"When Goodbye Begins: Sharing life with Dementia" : Book Review - Alzheimers Support
They were absolutely marvellous. I went on the half past eleven plane from Heathrow, picked up the tickets there. But the British Consul couldn't hang on to her because she had to go to a 'do' at the Embassy, and mother wouldn't go to a hotel. So in the end she put her in an all night police station. She gave me the address, so when I got to Athens, I grabbed a taxi, showed the taxi driver this address and he took me to this police station. He was very good. He waited to make sure that the police let me in and they had barricaded the door to keep mother in.
And so at half past six in the morning I picked her up and we were wandering around Athens trying to look for her suitcase. There were times, he admits, when he lost control and seized her roughly, shouted at her and left the marks of his grip on her skin. The howl of guilt that follows is the sound of a man hurting the thing he loves. But there are funny-sad episodes as well.
- Moments of Clarity.
- Why Register?.
- Are Advanced Alzheimer's Patients Aware of Their Surroundings? - bobolytuda.tk.
- When Goodbye Begins Sharing Life With Dementia.
- The Long Goodbye, Part 3: What we've learned about dementia and what we're facing.
- Sound FX: Unlocking the Creative Potential of Recording Studio Effects (Audio Engineering Society Presents)?
- MinD Blog – Designing for People with Dementia;
Bonnie, now 69 and once so fashionable, long since lost her sense of dressing appropriately. One morning, after instructing her to stay in bed while he makes the morning tea, he returns to find her fully dressed. Bewildered, she agrees to take off the boots and the skirt and they sit up in bed sipping tea, he in his boxer shorts, she in a beret and cashmere sweater.
He manages to show the worst dementia can do without compromising her dignity. As the disease advanced, Bonnie stopped using their familiar endearments — love, darling, sweetheart — and started to call him John. Given what had gone before, it was unbearable to think it could come to this.
To find she was no longer his confidante was even more isolating. There is no better non-medical description.
Site Search Navigation
Some dementia patients become aggressive. This quality of acceptance, he says, was as true of her in health as in sickness. She took me by the hand and led me into the bedroom. They had been neighbours in Henley-on-Thames, both married with children.
For a long time they behaved well. But the mutual attraction was intense and eventually they broke up their families to be together. He was 39 and she was I never really thought of having an affair. We just wanted to be together for the rest of our lives and nothing was going to stop us. We shared everything. Would he ever allow himself to form another attachment while his wife is alive? You start thinking: if it were me with dementia, what would I want Bon to do? Suchet, 66, son of an obstetrician, is cynical about supposed new findings about dementia.
Still stricken at having put his wife into a home, he endlessly rehearses the support he had.
- Coffin Creek.
- John Suchet: 'My wife Bonnie has dementia and has moved on to a new life. So must I.'.
- Alien Nation: Common Sense About Americas Immigration Disaster!
Now she is settled, he can feel the calmness in her, and in himself. In the latter stages of looking after his wife, Suchet felt close to having a stroke or a heart attack.
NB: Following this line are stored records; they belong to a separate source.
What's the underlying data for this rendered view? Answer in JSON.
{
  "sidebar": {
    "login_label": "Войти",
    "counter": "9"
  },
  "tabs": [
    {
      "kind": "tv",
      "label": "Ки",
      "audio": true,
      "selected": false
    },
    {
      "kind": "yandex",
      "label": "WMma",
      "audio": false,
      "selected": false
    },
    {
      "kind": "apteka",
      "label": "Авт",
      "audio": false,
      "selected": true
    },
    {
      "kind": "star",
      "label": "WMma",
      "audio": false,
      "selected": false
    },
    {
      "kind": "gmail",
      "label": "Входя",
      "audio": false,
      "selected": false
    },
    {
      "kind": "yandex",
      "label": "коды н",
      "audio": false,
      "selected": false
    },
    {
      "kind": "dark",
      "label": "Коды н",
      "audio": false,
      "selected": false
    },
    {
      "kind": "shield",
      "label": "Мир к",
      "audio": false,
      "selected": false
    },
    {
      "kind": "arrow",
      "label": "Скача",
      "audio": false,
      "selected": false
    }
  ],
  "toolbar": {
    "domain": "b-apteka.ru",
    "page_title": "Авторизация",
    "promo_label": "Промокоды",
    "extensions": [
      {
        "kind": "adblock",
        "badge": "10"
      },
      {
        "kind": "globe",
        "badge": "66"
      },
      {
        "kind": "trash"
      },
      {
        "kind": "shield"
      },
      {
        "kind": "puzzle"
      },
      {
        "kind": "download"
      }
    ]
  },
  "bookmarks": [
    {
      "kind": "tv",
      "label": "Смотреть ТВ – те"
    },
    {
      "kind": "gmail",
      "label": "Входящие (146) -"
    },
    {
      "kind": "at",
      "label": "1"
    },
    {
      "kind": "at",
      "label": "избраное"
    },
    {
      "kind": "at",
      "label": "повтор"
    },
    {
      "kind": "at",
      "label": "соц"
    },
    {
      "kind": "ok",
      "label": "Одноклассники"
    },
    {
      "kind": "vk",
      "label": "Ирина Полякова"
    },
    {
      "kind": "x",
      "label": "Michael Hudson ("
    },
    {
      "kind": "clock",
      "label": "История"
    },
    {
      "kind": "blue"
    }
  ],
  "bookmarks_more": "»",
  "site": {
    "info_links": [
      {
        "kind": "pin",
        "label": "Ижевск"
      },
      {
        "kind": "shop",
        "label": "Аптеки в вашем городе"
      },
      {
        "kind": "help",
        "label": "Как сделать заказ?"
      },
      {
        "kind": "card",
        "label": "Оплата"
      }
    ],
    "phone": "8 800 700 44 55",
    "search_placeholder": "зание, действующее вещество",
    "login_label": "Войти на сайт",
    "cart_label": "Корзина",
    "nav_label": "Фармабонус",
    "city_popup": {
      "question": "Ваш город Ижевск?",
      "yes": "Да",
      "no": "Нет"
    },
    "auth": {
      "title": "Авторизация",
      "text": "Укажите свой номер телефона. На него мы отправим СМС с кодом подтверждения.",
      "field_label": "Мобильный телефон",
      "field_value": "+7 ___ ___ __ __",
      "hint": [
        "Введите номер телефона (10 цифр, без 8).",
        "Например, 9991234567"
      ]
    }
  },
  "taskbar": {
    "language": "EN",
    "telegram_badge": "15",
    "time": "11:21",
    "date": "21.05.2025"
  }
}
It is well known that carers die before the person they are looking after. He would rather have been touring European opera houses with Bonnie. As planned. To want one woman and to live with her for 20 years and to have that love returned… I have nothing to complain of.